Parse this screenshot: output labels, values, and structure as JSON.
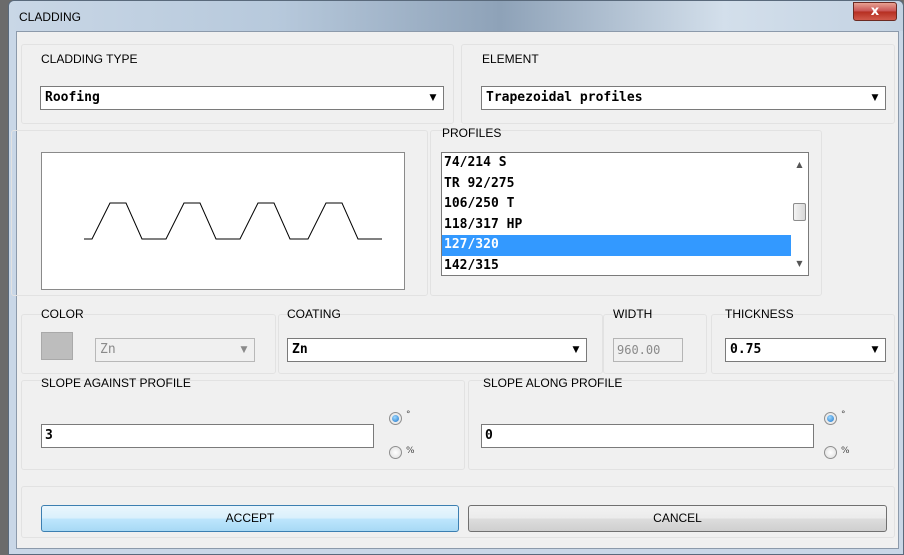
{
  "window": {
    "title": "CLADDING",
    "close_glyph": "x"
  },
  "cladding_type": {
    "label": "CLADDING TYPE",
    "value": "Roofing"
  },
  "element": {
    "label": "ELEMENT",
    "value": "Trapezoidal profiles"
  },
  "profiles": {
    "label": "PROFILES",
    "items": [
      "74/214 S",
      "TR 92/275",
      "106/250 T",
      "118/317 HP",
      "127/320",
      "142/315"
    ],
    "selected": "127/320"
  },
  "color": {
    "label": "COLOR",
    "value": "Zn",
    "swatch": "#bdbdbd"
  },
  "coating": {
    "label": "COATING",
    "value": "Zn"
  },
  "width": {
    "label": "WIDTH",
    "value": "960.00"
  },
  "thickness": {
    "label": "THICKNESS",
    "value": "0.75"
  },
  "slope_against": {
    "label": "SLOPE AGAINST PROFILE",
    "value": "3",
    "unit_degree": "°",
    "unit_percent": "%",
    "selected_unit": "°"
  },
  "slope_along": {
    "label": "SLOPE ALONG PROFILE",
    "value": "0",
    "unit_degree": "°",
    "unit_percent": "%",
    "selected_unit": "°"
  },
  "buttons": {
    "accept": "ACCEPT",
    "cancel": "CANCEL"
  },
  "icons": {
    "dropdown": "chevron-down-icon",
    "scroll_up": "scroll-up-arrow-icon",
    "scroll_down": "scroll-down-arrow-icon",
    "close": "close-icon"
  }
}
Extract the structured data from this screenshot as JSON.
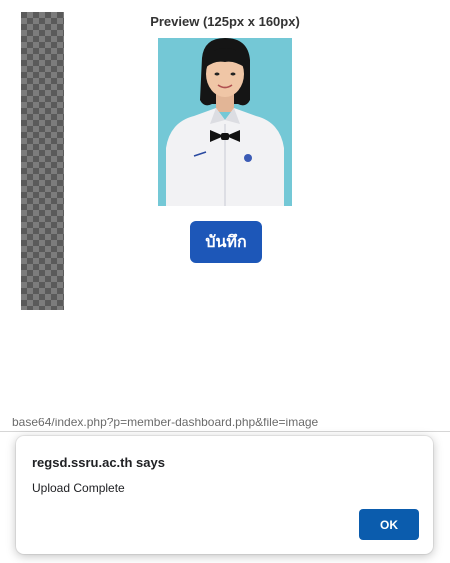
{
  "preview": {
    "title": "Preview (125px x 160px)"
  },
  "actions": {
    "save_label": "บันทึก"
  },
  "background": {
    "url_text": "base64/index.php?p=member-dashboard.php&file=image"
  },
  "dialog": {
    "title": "regsd.ssru.ac.th says",
    "message": "Upload Complete",
    "ok_label": "OK"
  },
  "colors": {
    "save_button": "#1d57b8",
    "ok_button": "#0b5cad",
    "photo_background": "#74c8d6"
  }
}
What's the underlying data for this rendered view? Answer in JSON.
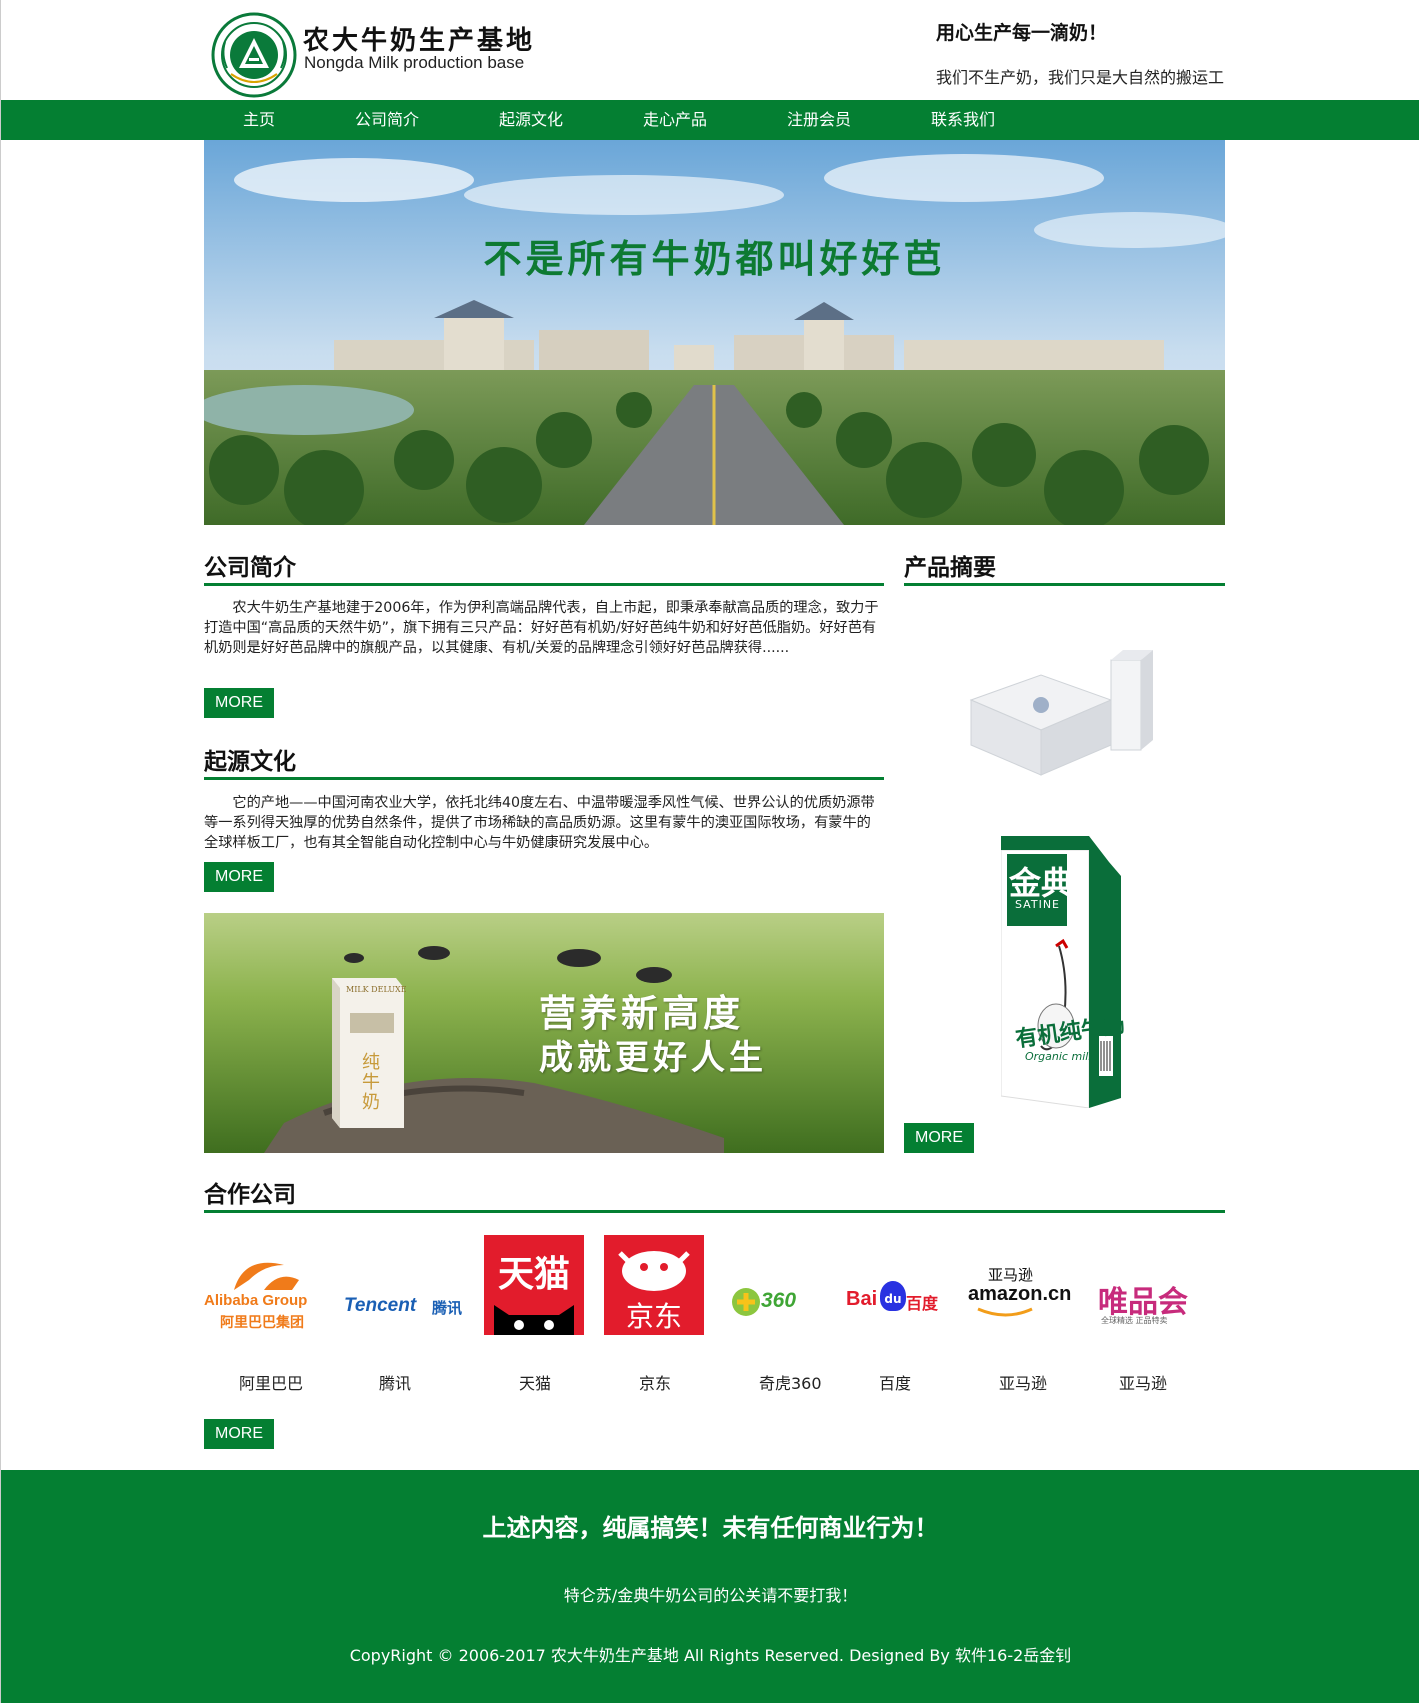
{
  "header": {
    "brand_cn": "农大牛奶生产基地",
    "brand_en": "Nongda Milk production base",
    "slogan_main": "用心生产每一滴奶！",
    "slogan_sub": "我们不生产奶，我们只是大自然的搬运工",
    "logo_icon": "university-emblem-icon"
  },
  "nav": {
    "items": [
      {
        "label": "主页"
      },
      {
        "label": "公司简介"
      },
      {
        "label": "起源文化"
      },
      {
        "label": "走心产品"
      },
      {
        "label": "注册会员"
      },
      {
        "label": "联系我们"
      }
    ]
  },
  "banner": {
    "headline": "不是所有牛奶都叫好好芭"
  },
  "company_intro": {
    "title": "公司简介",
    "text": "农大牛奶生产基地建于2006年，作为伊利高端品牌代表，自上市起，即秉承奉献高品质的理念，致力于打造中国“高品质的天然牛奶”，旗下拥有三只产品：好好芭有机奶/好好芭纯牛奶和好好芭低脂奶。好好芭有机奶则是好好芭品牌中的旗舰产品，以其健康、有机/关爱的品牌理念引领好好芭品牌获得......",
    "more": "MORE"
  },
  "origin_culture": {
    "title": "起源文化",
    "text": "它的产地——中国河南农业大学，依托北纬40度左右、中温带暖湿季风性气候、世界公认的优质奶源带等一系列得天独厚的优势自然条件，提供了市场稀缺的高品质奶源。这里有蒙牛的澳亚国际牧场，有蒙牛的全球样板工厂，也有其全智能自动化控制中心与牛奶健康研究发展中心。",
    "more": "MORE"
  },
  "promo": {
    "line1": "营养新高度",
    "line2": "成就更好人生",
    "carton_label": "纯牛奶",
    "carton_brand": "MILK DELUXE"
  },
  "product_summary": {
    "title": "产品摘要",
    "carton_brand": "金典",
    "carton_brand_en": "SATINE",
    "carton_product": "有机纯牛奶",
    "carton_en": "Organic milk",
    "more": "MORE"
  },
  "partners": {
    "title": "合作公司",
    "items": [
      {
        "name": "阿里巴巴",
        "logo_text": "Alibaba Group",
        "logo_sub": "阿里巴巴集团"
      },
      {
        "name": "腾讯",
        "logo_text": "Tencent",
        "logo_sub": "腾讯"
      },
      {
        "name": "天猫",
        "logo_text": "天猫"
      },
      {
        "name": "京东",
        "logo_text": "京东"
      },
      {
        "name": "奇虎360",
        "logo_text": "360"
      },
      {
        "name": "百度",
        "logo_text": "Bai",
        "logo_mid": "du",
        "logo_sub": "百度"
      },
      {
        "name": "亚马逊",
        "logo_text": "amazon.cn",
        "logo_sub": "亚马逊"
      },
      {
        "name": "亚马逊",
        "logo_text": "唯品会",
        "logo_sub": "全球精选 正品特卖"
      }
    ],
    "more": "MORE"
  },
  "footer": {
    "line1": "上述内容，纯属搞笑！未有任何商业行为！",
    "line2": "特仑苏/金典牛奶公司的公关请不要打我！",
    "copyright": "CopyRight © 2006-2017 农大牛奶生产基地 All Rights Reserved. Designed By 软件16-2岳金钊"
  },
  "colors": {
    "brand_green": "#047f32",
    "headline_green": "#0d7a32"
  }
}
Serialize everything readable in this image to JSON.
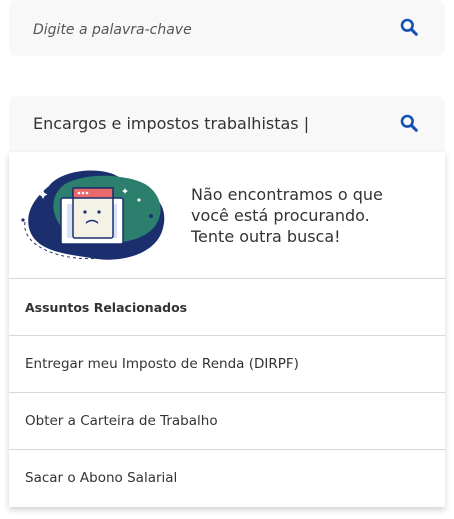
{
  "search_top": {
    "placeholder": "Digite a palavra-chave"
  },
  "search_active": {
    "query": "Encargos e impostos trabalhistas |"
  },
  "empty_state": {
    "message": "Não encontramos o que você está procurando. Tente outra busca!"
  },
  "related": {
    "title": "Assuntos Relacionados",
    "items": [
      "Entregar meu Imposto de Renda (DIRPF)",
      "Obter a Carteira de Trabalho",
      "Sacar o Abono Salarial"
    ]
  },
  "colors": {
    "accent": "#1351b4",
    "illustration_teal": "#2c7f6c",
    "illustration_navy": "#1b2f6e"
  },
  "icons": {
    "search": "search-icon"
  }
}
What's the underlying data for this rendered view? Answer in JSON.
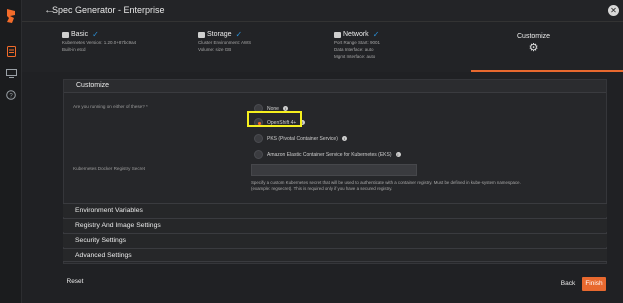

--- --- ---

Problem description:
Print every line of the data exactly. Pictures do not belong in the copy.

Response:
Parse this screenshot: output labels, values, and structure as JSON.
{
  "window": {
    "title": "CLADDING",
    "close_glyph": "x"
  },
  "cladding_type": {
    "label": "CLADDING TYPE",
    "value": "Roofing"
  },
  "element": {
    "label": "ELEMENT",
    "value": "Trapezoidal profiles"
  },
  "profiles": {
    "label": "PROFILES",
    "items": [
      "74/214 S",
      "TR 92/275",
      "106/250 T",
      "118/317 HP",
      "127/320",
      "142/315"
    ],
    "selected": "127/320"
  },
  "color": {
    "label": "COLOR",
    "value": "Zn",
    "swatch": "#bdbdbd"
  },
  "coating": {
    "label": "COATING",
    "value": "Zn"
  },
  "width": {
    "label": "WIDTH",
    "value": "960.00"
  },
  "thickness": {
    "label": "THICKNESS",
    "value": "0.75"
  },
  "slope_against": {
    "label": "SLOPE AGAINST PROFILE",
    "value": "3",
    "unit_degree": "°",
    "unit_percent": "%",
    "selected_unit": "°"
  },
  "slope_along": {
    "label": "SLOPE ALONG PROFILE",
    "value": "0",
    "unit_degree": "°",
    "unit_percent": "%",
    "selected_unit": "°"
  },
  "buttons": {
    "accept": "ACCEPT",
    "cancel": "CANCEL"
  },
  "icons": {
    "dropdown": "chevron-down-icon",
    "scroll_up": "scroll-up-arrow-icon",
    "scroll_down": "scroll-down-arrow-icon",
    "close": "close-icon"
  }
}
Extract the structured data from this screenshot as JSON.
{
  "preview": {
    "title": "Preview (125px x 160px)"
  },
  "actions": {
    "save_label": "บันทึก"
  },
  "background": {
    "url_text": "base64/index.php?p=member-dashboard.php&file=image"
  },
  "dialog": {
    "title": "regsd.ssru.ac.th says",
    "message": "Upload Complete",
    "ok_label": "OK"
  },
  "colors": {
    "save_button": "#1d57b8",
    "ok_button": "#0b5cad",
    "photo_background": "#74c8d6"
  }
}
What's the underlying data for this rendered view? Answer in JSON.
{
  "header": {
    "brand_cn": "农大牛奶生产基地",
    "brand_en": "Nongda Milk production base",
    "slogan_main": "用心生产每一滴奶！",
    "slogan_sub": "我们不生产奶，我们只是大自然的搬运工",
    "logo_icon": "university-emblem-icon"
  },
  "nav": {
    "items": [
      {
        "label": "主页"
      },
      {
        "label": "公司简介"
      },
      {
        "label": "起源文化"
      },
      {
        "label": "走心产品"
      },
      {
        "label": "注册会员"
      },
      {
        "label": "联系我们"
      }
    ]
  },
  "banner": {
    "headline": "不是所有牛奶都叫好好芭"
  },
  "company_intro": {
    "title": "公司简介",
    "text": "农大牛奶生产基地建于2006年，作为伊利高端品牌代表，自上市起，即秉承奉献高品质的理念，致力于打造中国“高品质的天然牛奶”，旗下拥有三只产品：好好芭有机奶/好好芭纯牛奶和好好芭低脂奶。好好芭有机奶则是好好芭品牌中的旗舰产品，以其健康、有机/关爱的品牌理念引领好好芭品牌获得......",
    "more": "MORE"
  },
  "origin_culture": {
    "title": "起源文化",
    "text": "它的产地——中国河南农业大学，依托北纬40度左右、中温带暖湿季风性气候、世界公认的优质奶源带等一系列得天独厚的优势自然条件，提供了市场稀缺的高品质奶源。这里有蒙牛的澳亚国际牧场，有蒙牛的全球样板工厂，也有其全智能自动化控制中心与牛奶健康研究发展中心。",
    "more": "MORE"
  },
  "promo": {
    "line1": "营养新高度",
    "line2": "成就更好人生",
    "carton_label": "纯牛奶",
    "carton_brand": "MILK DELUXE"
  },
  "product_summary": {
    "title": "产品摘要",
    "carton_brand": "金典",
    "carton_brand_en": "SATINE",
    "carton_product": "有机纯牛奶",
    "carton_en": "Organic milk",
    "more": "MORE"
  },
  "partners": {
    "title": "合作公司",
    "items": [
      {
        "name": "阿里巴巴",
        "logo_text": "Alibaba Group",
        "logo_sub": "阿里巴巴集团"
      },
      {
        "name": "腾讯",
        "logo_text": "Tencent",
        "logo_sub": "腾讯"
      },
      {
        "name": "天猫",
        "logo_text": "天猫"
      },
      {
        "name": "京东",
        "logo_text": "京东"
      },
      {
        "name": "奇虎360",
        "logo_text": "360"
      },
      {
        "name": "百度",
        "logo_text": "Bai",
        "logo_mid": "du",
        "logo_sub": "百度"
      },
      {
        "name": "亚马逊",
        "logo_text": "amazon.cn",
        "logo_sub": "亚马逊"
      },
      {
        "name": "亚马逊",
        "logo_text": "唯品会",
        "logo_sub": "全球精选 正品特卖"
      }
    ],
    "more": "MORE"
  },
  "footer": {
    "line1": "上述内容，纯属搞笑！未有任何商业行为！",
    "line2": "特仑苏/金典牛奶公司的公关请不要打我！",
    "copyright": "CopyRight © 2006-2017 农大牛奶生产基地 All Rights Reserved. Designed By 软件16-2岳金钊"
  },
  "colors": {
    "brand_green": "#047f32",
    "headline_green": "#0d7a32"
  }
}
Serialize everything readable in this image to JSON.
{
  "search_top": {
    "placeholder": "Digite a palavra-chave"
  },
  "search_active": {
    "query": "Encargos e impostos trabalhistas |"
  },
  "empty_state": {
    "message": "Não encontramos o que você está procurando. Tente outra busca!"
  },
  "related": {
    "title": "Assuntos Relacionados",
    "items": [
      "Entregar meu Imposto de Renda (DIRPF)",
      "Obter a Carteira de Trabalho",
      "Sacar o Abono Salarial"
    ]
  },
  "colors": {
    "accent": "#1351b4",
    "illustration_teal": "#2c7f6c",
    "illustration_navy": "#1b2f6e"
  },
  "icons": {
    "search": "search-icon"
  }
}
What's the underlying data for this rendered view? Answer in JSON.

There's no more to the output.